**Action item**
The entries that follow must be written out exactly, without any of the pictures they contain.
......
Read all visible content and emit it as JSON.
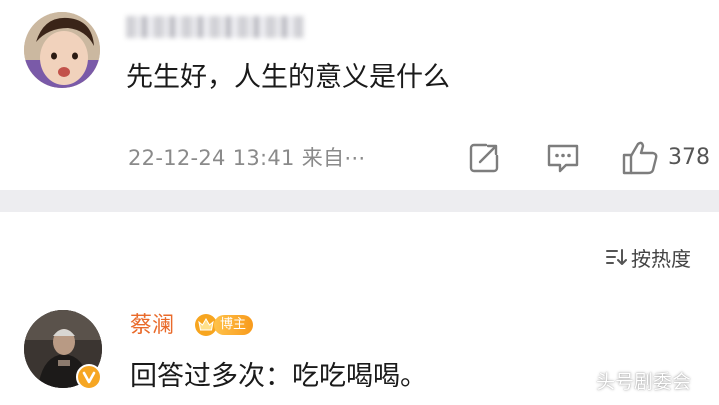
{
  "post": {
    "text": "先生好，人生的意义是什么",
    "meta": "22-12-24 13:41 来自⋯",
    "like_count": "378"
  },
  "comments": {
    "sort_label": "按热度"
  },
  "reply": {
    "author": "蔡澜",
    "badge_label": "博主",
    "text": "回答过多次：吃吃喝喝。"
  },
  "watermark": "头号剧委会",
  "colors": {
    "author_name": "#e96a2a",
    "badge": "#f89a1c",
    "separator": "#ededf0",
    "meta_text": "#8a8a8a"
  },
  "icons": {
    "share": "share-icon",
    "comment": "comment-icon",
    "like": "thumbs-up-icon",
    "sort": "sort-icon",
    "verified": "verified-v-icon",
    "blogger": "crown-icon"
  }
}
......
**Reply**
Read all visible content and emit it as JSON.
{
  "post": {
    "text": "先生好，人生的意义是什么",
    "meta": "22-12-24 13:41 来自⋯",
    "like_count": "378"
  },
  "comments": {
    "sort_label": "按热度"
  },
  "reply": {
    "author": "蔡澜",
    "badge_label": "博主",
    "text": "回答过多次：吃吃喝喝。"
  },
  "watermark": "头号剧委会",
  "colors": {
    "author_name": "#e96a2a",
    "badge": "#f89a1c",
    "separator": "#ededf0",
    "meta_text": "#8a8a8a"
  },
  "icons": {
    "share": "share-icon",
    "comment": "comment-icon",
    "like": "thumbs-up-icon",
    "sort": "sort-icon",
    "verified": "verified-v-icon",
    "blogger": "crown-icon"
  }
}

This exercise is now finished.